Mobile NFC to make $50 billion

Mobile money

The growth of near field communications (NFC) will see mobile contactless payments bring in $50 billion (30.4 billion) over the next three years.

This is the conclusion of a study released today by Juniper Research, which claimed global touch-and-pay technologies on mobile handsets will bring in the massive revenues by 2014.

A number of big hitters in the telecoms industry have recently announced mobile wallet' offerings, such as the Orange/BarclayCard partnership in the UK and the Google/MasterCard deal in the US.

These will encourage more of the sector onboard and make 2011 and 2012 "banner years" for NFC roll-out, according to Juniper.

"Based on our analysis and interviews with key industry players, our view is that the next 18 months will see launches in up to 20 countries," said senior analyst at the firm, David Snow.

"As a result Juniper is forecasting that North America and Western Europe together will exceed the Far East region in under three years based on transaction value."

Snow even predicted the US and Western Europe would account for 50 per cent of all NFC payments by 2014.

However, the predictions are merely that and the outcomes are not set in stone. Juniper believes there is still much more work to be done to make NFC handsets "mainstream" as, despite the surge in announcements, the technology is still only built-in to a limited number of phones.
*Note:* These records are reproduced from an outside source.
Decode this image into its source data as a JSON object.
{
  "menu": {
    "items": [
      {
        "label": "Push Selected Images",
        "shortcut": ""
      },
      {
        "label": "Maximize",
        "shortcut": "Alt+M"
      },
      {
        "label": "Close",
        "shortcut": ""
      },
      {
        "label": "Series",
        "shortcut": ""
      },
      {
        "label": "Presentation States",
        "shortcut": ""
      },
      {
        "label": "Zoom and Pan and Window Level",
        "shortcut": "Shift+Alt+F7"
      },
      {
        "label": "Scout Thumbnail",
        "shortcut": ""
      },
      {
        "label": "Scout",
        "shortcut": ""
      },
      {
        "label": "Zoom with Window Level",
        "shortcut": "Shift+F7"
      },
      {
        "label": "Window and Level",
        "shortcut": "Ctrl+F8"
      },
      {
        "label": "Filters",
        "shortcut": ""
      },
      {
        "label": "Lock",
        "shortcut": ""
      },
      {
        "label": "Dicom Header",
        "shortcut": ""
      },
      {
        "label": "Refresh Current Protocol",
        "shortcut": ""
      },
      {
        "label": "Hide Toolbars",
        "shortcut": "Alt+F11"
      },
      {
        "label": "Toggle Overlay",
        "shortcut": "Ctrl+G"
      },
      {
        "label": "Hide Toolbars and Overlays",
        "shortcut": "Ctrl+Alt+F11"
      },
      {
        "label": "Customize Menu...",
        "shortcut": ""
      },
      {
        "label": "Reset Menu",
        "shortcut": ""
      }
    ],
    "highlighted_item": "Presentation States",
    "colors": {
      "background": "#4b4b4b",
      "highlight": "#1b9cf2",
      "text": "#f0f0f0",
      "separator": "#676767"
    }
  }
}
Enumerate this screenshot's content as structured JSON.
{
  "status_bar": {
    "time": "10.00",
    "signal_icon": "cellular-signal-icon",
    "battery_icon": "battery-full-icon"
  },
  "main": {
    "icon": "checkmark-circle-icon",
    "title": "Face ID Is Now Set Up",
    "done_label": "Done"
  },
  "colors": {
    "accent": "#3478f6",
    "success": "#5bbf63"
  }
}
But, with the likes of coupon offers and smart posters to drive customer desire for the technology, the money could come rolling in.

Jennifer Scott
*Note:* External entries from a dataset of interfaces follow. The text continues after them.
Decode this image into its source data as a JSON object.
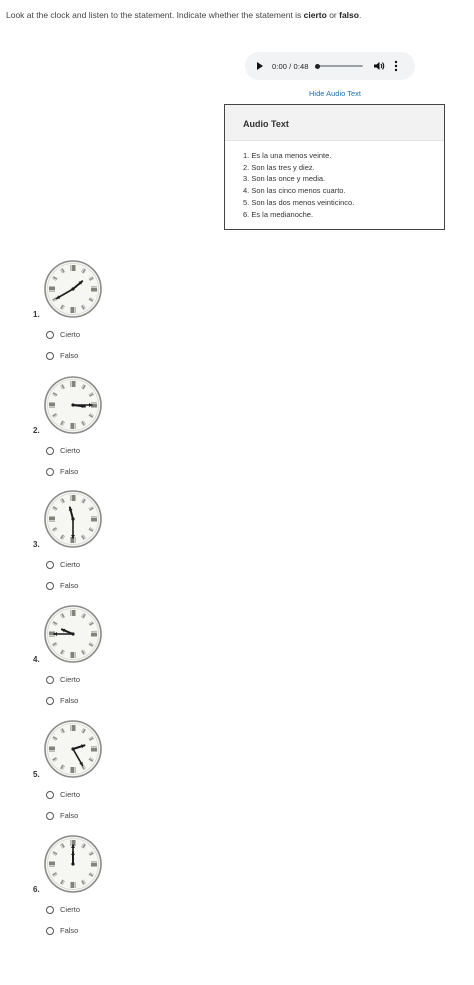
{
  "instructions": {
    "prefix": "Look at the clock and listen to the statement. Indicate whether the statement is ",
    "bold1": "cierto",
    "middle": " or ",
    "bold2": "falso",
    "suffix": "."
  },
  "audio_player": {
    "time": "0:00 / 0:48",
    "progress_fraction": 0,
    "icons": [
      "play-icon",
      "volume-icon",
      "more-options-icon"
    ]
  },
  "hide_link": "Hide Audio Text",
  "audio_text": {
    "title": "Audio Text",
    "lines": [
      "1. Es la una menos veinte.",
      "2. Son las tres y diez.",
      "3. Son las once y media.",
      "4. Son las cinco menos cuarto.",
      "5. Son las dos menos veinticinco.",
      "6. Es la medianoche."
    ]
  },
  "questions": [
    {
      "number": "1.",
      "clock_time": "1:40",
      "options": [
        "Cierto",
        "Falso"
      ]
    },
    {
      "number": "2.",
      "clock_time": "3:15",
      "options": [
        "Cierto",
        "Falso"
      ]
    },
    {
      "number": "3.",
      "clock_time": "11:30",
      "options": [
        "Cierto",
        "Falso"
      ]
    },
    {
      "number": "4.",
      "clock_time": "9:45",
      "options": [
        "Cierto",
        "Falso"
      ]
    },
    {
      "number": "5.",
      "clock_time": "2:25",
      "options": [
        "Cierto",
        "Falso"
      ]
    },
    {
      "number": "6.",
      "clock_time": "12:00",
      "options": [
        "Cierto",
        "Falso"
      ]
    }
  ],
  "colors": {
    "link": "#1a6fb3",
    "player_bg": "#f1f3f4",
    "clock_face": "#f6f6f2"
  }
}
Jennifer Scott is a former freelance journalist and currently political reporter for Sky News. She has a varied writing history, having started her career at Dennis Publishing, working in various roles across its business technology titles, including ITPro. Jennifer has specialised in a number of areas over the years and has produced a wealth of content for ITPro, focusing largely on data storage, networking, cloud computing, and telecommunications.
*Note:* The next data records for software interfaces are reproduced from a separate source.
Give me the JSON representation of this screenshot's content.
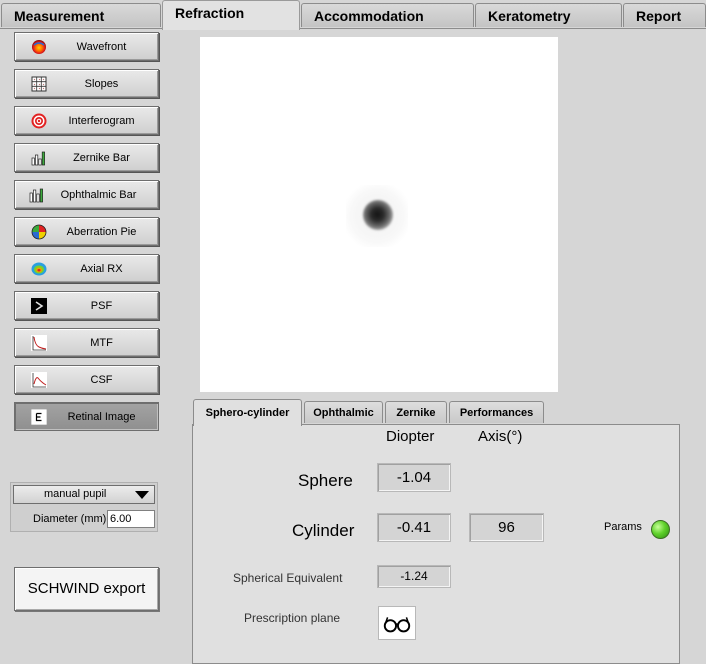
{
  "top_tabs": [
    {
      "label": "Measurement"
    },
    {
      "label": "Refraction"
    },
    {
      "label": "Accommodation"
    },
    {
      "label": "Keratometry"
    },
    {
      "label": "Report"
    }
  ],
  "active_top_tab": "Refraction",
  "sidebar": {
    "buttons": [
      {
        "label": "Wavefront",
        "icon": "wavefront-icon"
      },
      {
        "label": "Slopes",
        "icon": "slopes-grid-icon"
      },
      {
        "label": "Interferogram",
        "icon": "interferogram-icon"
      },
      {
        "label": "Zernike Bar",
        "icon": "zernike-bar-icon"
      },
      {
        "label": "Ophthalmic Bar",
        "icon": "ophthalmic-bar-icon"
      },
      {
        "label": "Aberration Pie",
        "icon": "aberration-pie-icon"
      },
      {
        "label": "Axial RX",
        "icon": "axial-rx-icon"
      },
      {
        "label": "PSF",
        "icon": "psf-icon"
      },
      {
        "label": "MTF",
        "icon": "mtf-icon"
      },
      {
        "label": "CSF",
        "icon": "csf-icon"
      },
      {
        "label": "Retinal Image",
        "icon": "retinal-image-icon"
      }
    ],
    "active": "Retinal Image"
  },
  "pupil": {
    "mode": "manual pupil",
    "diameter_label": "Diameter (mm)",
    "diameter_value": "6.00"
  },
  "export_button": "SCHWIND export",
  "sub_tabs": [
    {
      "label": "Sphero-cylinder"
    },
    {
      "label": "Ophthalmic"
    },
    {
      "label": "Zernike"
    },
    {
      "label": "Performances"
    }
  ],
  "active_sub_tab": "Sphero-cylinder",
  "refraction": {
    "diopter_header": "Diopter",
    "axis_header": "Axis(°)",
    "sphere_label": "Sphere",
    "sphere_value": "-1.04",
    "cylinder_label": "Cylinder",
    "cylinder_value": "-0.41",
    "axis_value": "96",
    "se_label": "Spherical Equivalent",
    "se_value": "-1.24",
    "plane_label": "Prescription plane",
    "plane_icon": "spectacles-icon",
    "params_label": "Params",
    "params_status_color": "#5fd12b"
  }
}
Most recently Jennifer has turned her skills to the political sphere and broadcast journalism, where she has worked for the BBC as a political reporter, before moving to Sky News.